The “cost” associated with delegating some of your current responsibilities to an employee or senior manager pales in comparison to how you may be unintentionally eroding the enterprise value of your business. Owners are often shocked to find out that their highly profitable business has no value to an outside buyer. An owner-operator is always viewed as a risk (not an asset) by potential acquirers. This is why M&A advisers constantly urge the business owner to become “operationally irrelevant” in their business.
It can be tough to go from working 60 hours a week at your business to taking six weeks of vacation without the wheels falling off. If hiring a number two seems too daunting (or expensive) start by delegating responsibilities to someone in your company who can relieve you and free up five or six hours in your work week. Then spend those hours like a CEO, working on things that will make your business strategically excellent.
If you learn how to delegate effectively, you’ll be well on your way to building a business that has enterprise value; a business that buyers will pay for when you’re ready to sell.
Nobody owns a business forever. Whether our exit is voluntary or involuntary, we all leave some day. Why not ease into the transition by stepping out of business operations sooner rather than later? Not only will it make your exit easier from a personal standpoint, it will make for a more enjoyable life today and a much more valuable business when you’re finally ready to fire yourself for good.

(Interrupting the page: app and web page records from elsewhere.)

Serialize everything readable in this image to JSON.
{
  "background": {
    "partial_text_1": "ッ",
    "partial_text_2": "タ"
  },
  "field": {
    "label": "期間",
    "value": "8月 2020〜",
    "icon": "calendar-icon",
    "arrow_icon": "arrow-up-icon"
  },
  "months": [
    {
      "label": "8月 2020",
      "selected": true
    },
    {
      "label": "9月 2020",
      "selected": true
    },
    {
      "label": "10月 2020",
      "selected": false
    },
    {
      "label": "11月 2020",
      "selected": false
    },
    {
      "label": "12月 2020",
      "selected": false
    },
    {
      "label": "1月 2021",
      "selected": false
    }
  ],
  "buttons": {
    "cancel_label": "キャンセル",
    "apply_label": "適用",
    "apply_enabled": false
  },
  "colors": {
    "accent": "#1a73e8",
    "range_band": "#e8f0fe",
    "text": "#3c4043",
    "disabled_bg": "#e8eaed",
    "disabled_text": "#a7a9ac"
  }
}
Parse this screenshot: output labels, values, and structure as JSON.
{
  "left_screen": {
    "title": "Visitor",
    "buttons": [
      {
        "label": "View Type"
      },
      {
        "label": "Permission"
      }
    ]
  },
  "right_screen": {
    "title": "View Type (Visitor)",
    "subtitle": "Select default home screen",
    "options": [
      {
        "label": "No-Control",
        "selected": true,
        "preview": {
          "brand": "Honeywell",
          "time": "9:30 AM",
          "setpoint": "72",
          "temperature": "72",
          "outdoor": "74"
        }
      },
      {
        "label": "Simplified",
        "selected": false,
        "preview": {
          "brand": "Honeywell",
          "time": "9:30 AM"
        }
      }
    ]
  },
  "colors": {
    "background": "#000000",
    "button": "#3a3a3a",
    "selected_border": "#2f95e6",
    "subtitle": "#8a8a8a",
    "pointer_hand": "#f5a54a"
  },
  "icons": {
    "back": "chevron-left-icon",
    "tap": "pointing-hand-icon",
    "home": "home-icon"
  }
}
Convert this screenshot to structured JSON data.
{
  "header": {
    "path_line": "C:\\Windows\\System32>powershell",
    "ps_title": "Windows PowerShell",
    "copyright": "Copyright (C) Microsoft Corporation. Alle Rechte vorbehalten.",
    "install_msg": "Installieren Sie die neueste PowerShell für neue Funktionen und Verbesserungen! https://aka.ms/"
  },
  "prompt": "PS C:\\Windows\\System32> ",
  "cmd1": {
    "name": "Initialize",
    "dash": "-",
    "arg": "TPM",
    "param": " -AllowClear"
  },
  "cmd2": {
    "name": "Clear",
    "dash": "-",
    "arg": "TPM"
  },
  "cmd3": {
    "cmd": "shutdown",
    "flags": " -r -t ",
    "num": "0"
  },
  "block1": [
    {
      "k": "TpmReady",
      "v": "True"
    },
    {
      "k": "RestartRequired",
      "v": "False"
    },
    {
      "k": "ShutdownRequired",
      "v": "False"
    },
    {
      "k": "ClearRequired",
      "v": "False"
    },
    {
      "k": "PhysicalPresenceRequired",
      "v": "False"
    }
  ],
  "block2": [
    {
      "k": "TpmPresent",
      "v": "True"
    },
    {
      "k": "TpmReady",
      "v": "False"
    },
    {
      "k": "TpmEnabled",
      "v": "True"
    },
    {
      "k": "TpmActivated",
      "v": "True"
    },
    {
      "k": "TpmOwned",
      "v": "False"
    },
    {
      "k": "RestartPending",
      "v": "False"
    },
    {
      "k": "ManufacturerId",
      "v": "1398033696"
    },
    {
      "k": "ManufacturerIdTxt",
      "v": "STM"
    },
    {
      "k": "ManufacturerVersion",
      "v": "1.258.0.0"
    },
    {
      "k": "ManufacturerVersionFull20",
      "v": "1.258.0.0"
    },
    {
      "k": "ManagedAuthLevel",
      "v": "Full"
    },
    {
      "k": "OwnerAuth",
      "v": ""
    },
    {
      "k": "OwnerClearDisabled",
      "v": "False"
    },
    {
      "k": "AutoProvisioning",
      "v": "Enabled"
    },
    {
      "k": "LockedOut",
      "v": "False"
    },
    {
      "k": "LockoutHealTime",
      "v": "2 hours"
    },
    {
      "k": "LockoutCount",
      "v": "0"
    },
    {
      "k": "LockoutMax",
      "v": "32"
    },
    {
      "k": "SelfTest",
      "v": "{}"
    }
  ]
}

Editor’s note: Barbara Taylor is the co-founder of Allan Taylor & Co., a mergers and acquisition firm in Bentonville. You can follow her on Twitter @ballantaylor or visit her company website at www.allantaylor.co. The opinions expressed are those of the author.